> **Records to process**:
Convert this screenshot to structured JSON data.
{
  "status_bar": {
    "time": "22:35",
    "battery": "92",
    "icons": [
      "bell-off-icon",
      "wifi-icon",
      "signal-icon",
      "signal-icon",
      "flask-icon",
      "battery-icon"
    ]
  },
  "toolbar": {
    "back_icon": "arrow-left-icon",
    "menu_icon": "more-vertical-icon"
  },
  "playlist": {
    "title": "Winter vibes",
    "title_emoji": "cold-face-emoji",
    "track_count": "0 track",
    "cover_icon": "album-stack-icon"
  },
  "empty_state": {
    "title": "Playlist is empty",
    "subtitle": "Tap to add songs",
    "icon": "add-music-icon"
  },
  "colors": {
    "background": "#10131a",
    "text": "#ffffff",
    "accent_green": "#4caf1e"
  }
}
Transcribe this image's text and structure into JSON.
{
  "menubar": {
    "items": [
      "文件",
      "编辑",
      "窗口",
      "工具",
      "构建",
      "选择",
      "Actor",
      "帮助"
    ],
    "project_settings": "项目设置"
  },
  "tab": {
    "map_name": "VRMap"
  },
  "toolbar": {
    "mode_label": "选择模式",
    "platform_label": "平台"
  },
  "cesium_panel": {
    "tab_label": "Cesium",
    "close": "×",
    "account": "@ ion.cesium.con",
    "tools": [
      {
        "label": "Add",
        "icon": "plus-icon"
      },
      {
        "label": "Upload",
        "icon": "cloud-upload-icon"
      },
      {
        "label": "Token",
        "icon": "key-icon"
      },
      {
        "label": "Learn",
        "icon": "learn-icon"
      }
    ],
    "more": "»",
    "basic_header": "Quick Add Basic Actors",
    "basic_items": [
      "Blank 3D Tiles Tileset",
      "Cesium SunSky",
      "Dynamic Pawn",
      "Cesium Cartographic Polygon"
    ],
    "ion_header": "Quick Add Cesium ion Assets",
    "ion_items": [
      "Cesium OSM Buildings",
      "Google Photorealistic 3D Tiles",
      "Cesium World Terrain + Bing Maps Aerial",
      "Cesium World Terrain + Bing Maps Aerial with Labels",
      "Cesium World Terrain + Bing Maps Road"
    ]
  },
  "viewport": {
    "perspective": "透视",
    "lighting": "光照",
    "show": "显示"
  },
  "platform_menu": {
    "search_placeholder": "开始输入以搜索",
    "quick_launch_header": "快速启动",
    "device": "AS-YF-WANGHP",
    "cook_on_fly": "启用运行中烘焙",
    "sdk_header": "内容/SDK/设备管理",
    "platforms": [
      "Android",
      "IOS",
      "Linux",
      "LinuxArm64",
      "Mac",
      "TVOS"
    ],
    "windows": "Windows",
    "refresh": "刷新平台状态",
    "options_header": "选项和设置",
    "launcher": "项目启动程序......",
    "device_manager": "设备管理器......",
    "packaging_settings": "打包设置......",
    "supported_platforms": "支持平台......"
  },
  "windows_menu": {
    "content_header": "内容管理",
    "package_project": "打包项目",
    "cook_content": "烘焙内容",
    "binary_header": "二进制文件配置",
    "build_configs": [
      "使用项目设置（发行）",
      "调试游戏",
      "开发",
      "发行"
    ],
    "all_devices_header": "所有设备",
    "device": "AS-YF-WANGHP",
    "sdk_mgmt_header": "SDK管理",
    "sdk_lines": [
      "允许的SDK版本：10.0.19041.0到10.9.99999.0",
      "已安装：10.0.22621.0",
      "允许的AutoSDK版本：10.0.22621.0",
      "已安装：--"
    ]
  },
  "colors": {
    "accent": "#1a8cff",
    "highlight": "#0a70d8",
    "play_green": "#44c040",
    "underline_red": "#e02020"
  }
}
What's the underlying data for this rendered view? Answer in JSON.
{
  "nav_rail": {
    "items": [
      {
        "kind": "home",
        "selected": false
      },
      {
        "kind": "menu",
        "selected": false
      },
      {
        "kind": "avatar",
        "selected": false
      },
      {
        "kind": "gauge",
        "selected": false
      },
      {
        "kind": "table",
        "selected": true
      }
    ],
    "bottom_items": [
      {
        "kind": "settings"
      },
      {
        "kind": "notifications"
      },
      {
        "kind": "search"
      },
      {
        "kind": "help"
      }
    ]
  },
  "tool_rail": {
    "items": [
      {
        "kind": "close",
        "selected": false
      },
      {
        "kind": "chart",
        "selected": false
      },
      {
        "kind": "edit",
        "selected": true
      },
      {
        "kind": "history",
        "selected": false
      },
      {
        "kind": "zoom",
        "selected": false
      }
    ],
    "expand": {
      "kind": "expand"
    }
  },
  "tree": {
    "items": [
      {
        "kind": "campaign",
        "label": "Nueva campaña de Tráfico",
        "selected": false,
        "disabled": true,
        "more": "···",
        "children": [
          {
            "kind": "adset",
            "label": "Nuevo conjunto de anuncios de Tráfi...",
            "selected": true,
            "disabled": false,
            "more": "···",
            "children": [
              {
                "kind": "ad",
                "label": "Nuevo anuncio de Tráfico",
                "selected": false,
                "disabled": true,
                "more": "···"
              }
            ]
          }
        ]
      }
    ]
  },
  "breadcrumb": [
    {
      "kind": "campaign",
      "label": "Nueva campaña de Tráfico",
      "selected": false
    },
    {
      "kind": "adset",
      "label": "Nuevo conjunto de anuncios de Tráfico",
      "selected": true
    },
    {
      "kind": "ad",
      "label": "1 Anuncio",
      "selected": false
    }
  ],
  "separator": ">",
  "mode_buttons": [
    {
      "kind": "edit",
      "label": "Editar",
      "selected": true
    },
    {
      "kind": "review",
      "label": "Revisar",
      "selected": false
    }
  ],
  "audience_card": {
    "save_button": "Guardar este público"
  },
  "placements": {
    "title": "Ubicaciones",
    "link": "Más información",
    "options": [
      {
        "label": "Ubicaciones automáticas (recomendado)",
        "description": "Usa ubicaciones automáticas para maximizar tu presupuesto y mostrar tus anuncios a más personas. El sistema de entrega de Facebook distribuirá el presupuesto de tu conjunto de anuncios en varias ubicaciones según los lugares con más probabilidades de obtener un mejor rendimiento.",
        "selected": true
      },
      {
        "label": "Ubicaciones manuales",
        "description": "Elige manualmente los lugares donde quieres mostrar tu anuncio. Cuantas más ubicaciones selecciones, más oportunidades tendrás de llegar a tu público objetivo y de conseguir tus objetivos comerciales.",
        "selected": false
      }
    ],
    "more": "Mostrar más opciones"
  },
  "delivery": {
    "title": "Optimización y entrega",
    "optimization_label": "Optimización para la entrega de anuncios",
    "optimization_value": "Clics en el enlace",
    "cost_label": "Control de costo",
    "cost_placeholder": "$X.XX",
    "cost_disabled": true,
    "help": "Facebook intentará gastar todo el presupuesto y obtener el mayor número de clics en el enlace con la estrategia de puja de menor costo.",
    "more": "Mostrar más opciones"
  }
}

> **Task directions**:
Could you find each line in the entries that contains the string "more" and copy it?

> **Answer to the exercise**:
    "menu_icon": "more-vertical-icon"
    "more": "»",
        "more": "···",
            "more": "···",
                "more": "···"
    "more": "Mostrar más opciones"
    "more": "Mostrar más opciones"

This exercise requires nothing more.